Show every line below where "JSON" can be found.

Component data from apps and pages
== Segment start ==

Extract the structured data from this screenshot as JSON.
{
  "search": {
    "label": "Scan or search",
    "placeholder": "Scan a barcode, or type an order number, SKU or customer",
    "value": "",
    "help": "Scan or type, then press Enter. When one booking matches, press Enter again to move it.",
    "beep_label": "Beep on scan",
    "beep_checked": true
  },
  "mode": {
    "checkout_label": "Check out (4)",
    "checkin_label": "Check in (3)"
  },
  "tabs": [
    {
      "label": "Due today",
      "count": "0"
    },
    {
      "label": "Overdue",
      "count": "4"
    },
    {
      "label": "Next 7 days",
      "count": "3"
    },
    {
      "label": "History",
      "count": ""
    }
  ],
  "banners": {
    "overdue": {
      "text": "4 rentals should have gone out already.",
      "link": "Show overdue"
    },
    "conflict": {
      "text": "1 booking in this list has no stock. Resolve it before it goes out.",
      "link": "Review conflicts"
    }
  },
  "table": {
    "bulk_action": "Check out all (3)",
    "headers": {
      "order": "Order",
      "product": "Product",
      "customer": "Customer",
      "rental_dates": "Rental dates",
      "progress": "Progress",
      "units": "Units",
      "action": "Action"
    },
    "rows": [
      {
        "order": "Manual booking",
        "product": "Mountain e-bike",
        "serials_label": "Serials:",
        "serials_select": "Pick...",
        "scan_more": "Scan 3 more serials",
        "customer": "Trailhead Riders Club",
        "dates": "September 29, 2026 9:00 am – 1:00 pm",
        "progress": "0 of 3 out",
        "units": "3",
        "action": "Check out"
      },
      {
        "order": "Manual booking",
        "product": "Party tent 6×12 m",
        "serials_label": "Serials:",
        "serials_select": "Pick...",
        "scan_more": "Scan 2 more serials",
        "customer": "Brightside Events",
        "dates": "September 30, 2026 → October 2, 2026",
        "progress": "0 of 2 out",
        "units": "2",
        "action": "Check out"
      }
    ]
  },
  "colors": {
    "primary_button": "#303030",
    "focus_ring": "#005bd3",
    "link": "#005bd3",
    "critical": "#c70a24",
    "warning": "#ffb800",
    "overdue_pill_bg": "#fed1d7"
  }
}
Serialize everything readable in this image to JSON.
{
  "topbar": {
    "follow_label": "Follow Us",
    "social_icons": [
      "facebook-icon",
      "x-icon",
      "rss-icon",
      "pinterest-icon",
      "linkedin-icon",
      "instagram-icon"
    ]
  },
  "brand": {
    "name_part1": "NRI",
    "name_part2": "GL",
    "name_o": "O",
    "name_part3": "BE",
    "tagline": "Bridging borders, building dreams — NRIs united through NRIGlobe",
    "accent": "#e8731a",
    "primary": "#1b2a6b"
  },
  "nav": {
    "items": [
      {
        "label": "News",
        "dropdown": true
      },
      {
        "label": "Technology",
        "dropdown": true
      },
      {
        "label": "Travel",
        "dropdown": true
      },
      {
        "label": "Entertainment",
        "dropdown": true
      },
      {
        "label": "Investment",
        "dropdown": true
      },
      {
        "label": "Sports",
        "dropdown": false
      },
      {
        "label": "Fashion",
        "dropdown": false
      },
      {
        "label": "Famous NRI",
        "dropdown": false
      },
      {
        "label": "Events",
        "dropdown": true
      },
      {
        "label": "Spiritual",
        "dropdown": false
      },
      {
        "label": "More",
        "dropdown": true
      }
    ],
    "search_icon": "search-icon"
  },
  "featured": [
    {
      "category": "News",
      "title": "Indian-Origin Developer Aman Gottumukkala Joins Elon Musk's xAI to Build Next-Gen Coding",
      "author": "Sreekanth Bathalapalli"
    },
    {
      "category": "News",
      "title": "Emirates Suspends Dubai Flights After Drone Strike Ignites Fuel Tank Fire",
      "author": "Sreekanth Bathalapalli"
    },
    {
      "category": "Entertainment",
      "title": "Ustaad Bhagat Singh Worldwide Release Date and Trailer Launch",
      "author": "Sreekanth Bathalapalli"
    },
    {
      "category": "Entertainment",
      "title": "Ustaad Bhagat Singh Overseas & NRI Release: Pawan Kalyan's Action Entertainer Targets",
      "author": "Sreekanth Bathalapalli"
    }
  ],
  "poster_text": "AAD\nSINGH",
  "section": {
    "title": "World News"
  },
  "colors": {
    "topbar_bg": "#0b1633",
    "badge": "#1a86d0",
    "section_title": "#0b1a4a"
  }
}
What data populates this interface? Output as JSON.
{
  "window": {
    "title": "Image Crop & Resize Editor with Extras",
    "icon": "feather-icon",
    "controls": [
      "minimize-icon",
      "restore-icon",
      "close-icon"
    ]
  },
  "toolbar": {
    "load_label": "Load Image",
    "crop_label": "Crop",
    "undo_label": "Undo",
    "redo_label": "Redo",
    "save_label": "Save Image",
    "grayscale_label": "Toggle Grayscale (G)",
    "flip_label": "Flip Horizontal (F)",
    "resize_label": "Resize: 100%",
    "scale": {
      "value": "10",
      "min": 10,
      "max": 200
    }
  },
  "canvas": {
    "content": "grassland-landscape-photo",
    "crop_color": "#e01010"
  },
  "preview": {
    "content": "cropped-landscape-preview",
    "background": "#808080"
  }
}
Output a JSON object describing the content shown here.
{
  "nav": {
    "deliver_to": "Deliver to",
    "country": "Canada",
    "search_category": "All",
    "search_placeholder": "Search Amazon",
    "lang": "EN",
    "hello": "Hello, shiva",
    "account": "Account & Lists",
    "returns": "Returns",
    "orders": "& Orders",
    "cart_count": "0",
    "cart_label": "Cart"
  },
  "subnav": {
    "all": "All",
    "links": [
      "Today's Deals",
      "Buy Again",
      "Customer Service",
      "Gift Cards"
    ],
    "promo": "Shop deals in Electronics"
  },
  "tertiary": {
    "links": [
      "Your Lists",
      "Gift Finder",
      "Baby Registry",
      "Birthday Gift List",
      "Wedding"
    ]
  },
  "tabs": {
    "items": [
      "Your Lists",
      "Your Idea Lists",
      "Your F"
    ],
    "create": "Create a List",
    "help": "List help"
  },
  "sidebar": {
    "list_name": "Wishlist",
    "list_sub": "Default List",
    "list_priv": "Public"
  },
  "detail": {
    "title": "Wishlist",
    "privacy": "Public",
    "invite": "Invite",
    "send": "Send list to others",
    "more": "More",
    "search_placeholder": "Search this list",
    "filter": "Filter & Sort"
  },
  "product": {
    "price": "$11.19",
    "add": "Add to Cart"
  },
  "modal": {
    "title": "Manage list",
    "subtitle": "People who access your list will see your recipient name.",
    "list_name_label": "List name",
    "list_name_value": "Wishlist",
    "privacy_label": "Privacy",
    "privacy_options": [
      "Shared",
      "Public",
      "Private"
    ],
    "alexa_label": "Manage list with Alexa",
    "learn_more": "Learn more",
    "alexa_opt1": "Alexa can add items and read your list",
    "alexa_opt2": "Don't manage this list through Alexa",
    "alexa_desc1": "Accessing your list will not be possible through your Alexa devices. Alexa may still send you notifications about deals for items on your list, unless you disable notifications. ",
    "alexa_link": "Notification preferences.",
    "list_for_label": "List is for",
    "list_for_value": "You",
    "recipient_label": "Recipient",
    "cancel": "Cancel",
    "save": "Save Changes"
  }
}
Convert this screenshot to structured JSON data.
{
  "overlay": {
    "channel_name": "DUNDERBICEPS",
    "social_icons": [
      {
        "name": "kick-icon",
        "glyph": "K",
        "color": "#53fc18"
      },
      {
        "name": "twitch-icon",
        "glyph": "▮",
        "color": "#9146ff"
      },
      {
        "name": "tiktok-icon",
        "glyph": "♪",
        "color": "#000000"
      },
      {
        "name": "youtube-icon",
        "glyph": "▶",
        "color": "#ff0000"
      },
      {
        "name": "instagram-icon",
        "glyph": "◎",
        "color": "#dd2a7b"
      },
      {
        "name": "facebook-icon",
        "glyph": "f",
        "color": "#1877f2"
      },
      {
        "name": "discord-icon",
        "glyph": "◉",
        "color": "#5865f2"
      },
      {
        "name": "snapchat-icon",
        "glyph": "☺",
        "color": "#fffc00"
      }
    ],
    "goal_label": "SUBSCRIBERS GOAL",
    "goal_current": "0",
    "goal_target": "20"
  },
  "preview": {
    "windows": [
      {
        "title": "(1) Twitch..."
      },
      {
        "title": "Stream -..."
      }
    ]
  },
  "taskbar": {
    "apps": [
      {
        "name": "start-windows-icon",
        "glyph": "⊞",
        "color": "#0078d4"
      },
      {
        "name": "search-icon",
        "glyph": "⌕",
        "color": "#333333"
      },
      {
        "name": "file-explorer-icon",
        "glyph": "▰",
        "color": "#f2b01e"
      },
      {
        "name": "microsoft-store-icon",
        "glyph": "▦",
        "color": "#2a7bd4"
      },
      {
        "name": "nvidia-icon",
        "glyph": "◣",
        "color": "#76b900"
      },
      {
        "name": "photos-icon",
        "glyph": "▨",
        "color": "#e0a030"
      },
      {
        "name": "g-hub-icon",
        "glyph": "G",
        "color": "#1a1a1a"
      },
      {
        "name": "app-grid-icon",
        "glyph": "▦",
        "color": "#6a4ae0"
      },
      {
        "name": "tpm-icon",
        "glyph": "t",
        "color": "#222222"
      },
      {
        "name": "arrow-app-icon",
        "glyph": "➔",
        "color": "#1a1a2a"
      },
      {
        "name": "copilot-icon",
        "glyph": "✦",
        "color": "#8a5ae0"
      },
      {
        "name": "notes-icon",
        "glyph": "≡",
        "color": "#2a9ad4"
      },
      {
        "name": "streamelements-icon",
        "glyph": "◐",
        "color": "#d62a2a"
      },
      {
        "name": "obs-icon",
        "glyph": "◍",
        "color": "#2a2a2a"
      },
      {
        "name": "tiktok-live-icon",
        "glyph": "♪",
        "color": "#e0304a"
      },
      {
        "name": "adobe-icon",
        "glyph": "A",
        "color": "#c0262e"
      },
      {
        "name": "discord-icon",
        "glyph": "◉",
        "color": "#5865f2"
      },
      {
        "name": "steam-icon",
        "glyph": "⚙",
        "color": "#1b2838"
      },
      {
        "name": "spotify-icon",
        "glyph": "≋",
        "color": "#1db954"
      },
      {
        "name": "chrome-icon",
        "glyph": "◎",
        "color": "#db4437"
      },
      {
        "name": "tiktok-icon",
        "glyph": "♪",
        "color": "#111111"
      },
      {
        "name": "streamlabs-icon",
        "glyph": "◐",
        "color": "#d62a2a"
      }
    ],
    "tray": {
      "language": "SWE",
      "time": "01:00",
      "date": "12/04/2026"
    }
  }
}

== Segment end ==

Result below
Extract the structured data from this screenshot as JSON.
Serialize everything readable in this image to JSON.
What data populates this interface? Output as JSON.
Output a JSON object describing the content shown here.
Convert this screenshot to structured JSON data.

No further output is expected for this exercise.